February 13, 2007


Jen speaks some bold naked truths about the current season of 24....stinking.

I would agree in principle, but not for the reasons she gives. For me, it's that part of the secret of the success of 24 was in combining in a unique way two important genres. The first is readily apparent: the frontier narrative of the Hawkeye/Deerslayer hero who, through extreme savage violence, becomes like the enemy of civilization so as to be able to defeat him. The tragic cost of this heroism is that by becoming savage himself, he is unfit to return to the society he has given all to defend and protect. That's a classic American mythic figure as old as King Philip's War 330 years ago, and Jack Bauer plays that mythic archetype to the hilt.

But the other genre 24 sucessfully played with was an evil, inverse variation on the standard romantic comedy of the mismatched, star-crossed lovers: Jim and Pam, Sam and Diane, Ross and Marcel, Fleischman and Maggie, the list could go on and on. In 24, this is the role of the villain/terrorist: his inability to consumate his love of extreme, murderous Death. We all know what happens in shows where the star-crossed lovers finally do it: one night's very special bonanza ratings, followed by a long, slow, slide into mediocrity. Inevitably, they have to be torn apart, but it's never the same, and the chemistry is gone.

With 24, this is what happened when one of the weanies got to ejaculate his "Allahu Akbar!" and pull the trigger on the nuke at the end of the 4th hour. The evil, twisted love affair had been consumated, and the rest, as they say, is just the clean-up. The fact that it was just a suit case nuke as compared with the Big Bopper, and the fact that it was just suburban Valencia instead of downtown LA is kind of like Ross rolling on the juice-box and squirting a finally-ready but slightly dumb Rachel: the fact that the big moment is prefaced by a premature ejaculation joke just makes the inevitable that much worse. As much as the writers can trot out President Gary Payton and his stern lectures to Doctor Bashir about "how if ONE MORE nuke is detonated, this will be war," and Fayed pulling out yet another magic Sampsonite, the romance of the show, if you will, Jack and Chloe and the team's ability to violate protocols and place an impermeable perimeter between the Terrorist scumbag and his love of Death, is over.

Now does that mean I still watch it? Sure. You've got to love the product placement for Black & Decker last night, and how it must have pegged the heart-ache factor for Saint Sully to see waterboarding followed by the use of a power drill through someone's clavicle to get them to cooperate. Talk about your heart-ache--you mean the terrorists don't follow the Geneva Convention?

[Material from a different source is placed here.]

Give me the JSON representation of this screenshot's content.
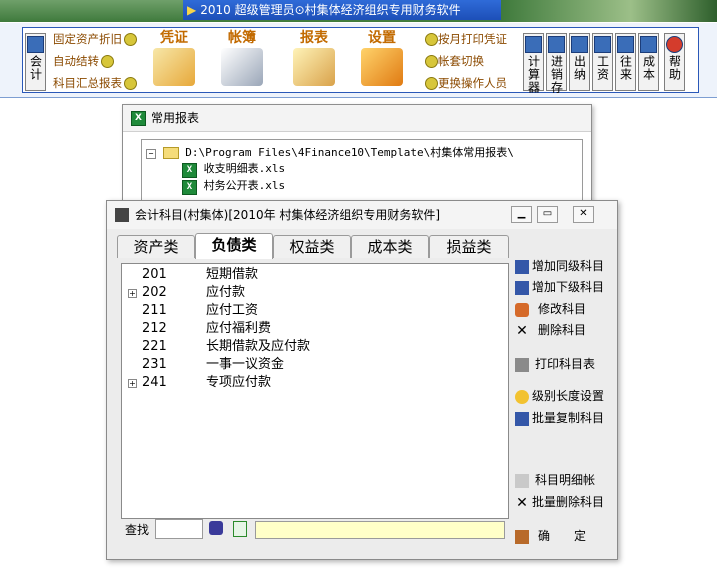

Plus, the moral tale of the two individuals who delivered to the chief terrorist the technology capable of detonating a nuke: one, a mild-mannered suburban leftie dad who reasons that "if we just give them what they want, they'll let us go, right?", the second a soul-less sex in the city wannabe with visions of shopping for Versace fur in Vegas to survive the nuclear winter. Both dead, one albeit a little less roasted for her entry to hell. Interesting stuff, particularly when you throw in the possibility of Jack as Ahab, with his all-consuming white whale in the form of the black heart of his father. We've wondered what drove Jack to be what he is, and we're begining to get a sense of it in the penumbras of Father Bauer's soul.

But what worked about the show is over. Face it: we're into the 24 equivalent of the Ross marrying the English chick phase, let alone the fat, cold bar manager wench era on Cheers. The Romance is Gone.

UPDATE: Rick at Rightwingnuthouse has his weekly summary/analysis up and, as usual, it's more interesting than the actual show.

Posted by Steve-O at February 13, 2007 09:12 PM | TrackBack

I think it's just too much Peter MacNichol.

Posted by: The Colossus at February 14, 2007 07:25 AM

Good assessment, there. I love your Dennis Miller-esque ramblings and analogies.

Also, I thought that was Dr. Bashir, but I wasn't sure.

I agree with The Colossus, too. Somehow this Peter MacNichol character isn't enjoyable in his quirkiness. Probably because he isn't quirky, just annoying. Bring on the quirk.

Posted by: jen at February 14, 2007 08:18 AM

And does what Jen is doing constitute "Speaking truth to Bauer . . . "


Sorry, couldn't resist.

I'd say something about how Bauer "can't handle the truth", but he was in that movie as the evil platoon leader, so I'm not sure if that would work.

Posted by: The Colossus at February 14, 2007 09:53 AM


Posted by: jen at February 14, 2007 11:13 AM

I love your Dennis Miller-esque ramblings and analogies

Miller is an amateur compared to Steve. The literal translation of non-sequitur is: "What the hell are you talking about Steve?"

Posted by: LB Buddy at February 14, 2007 12:32 PM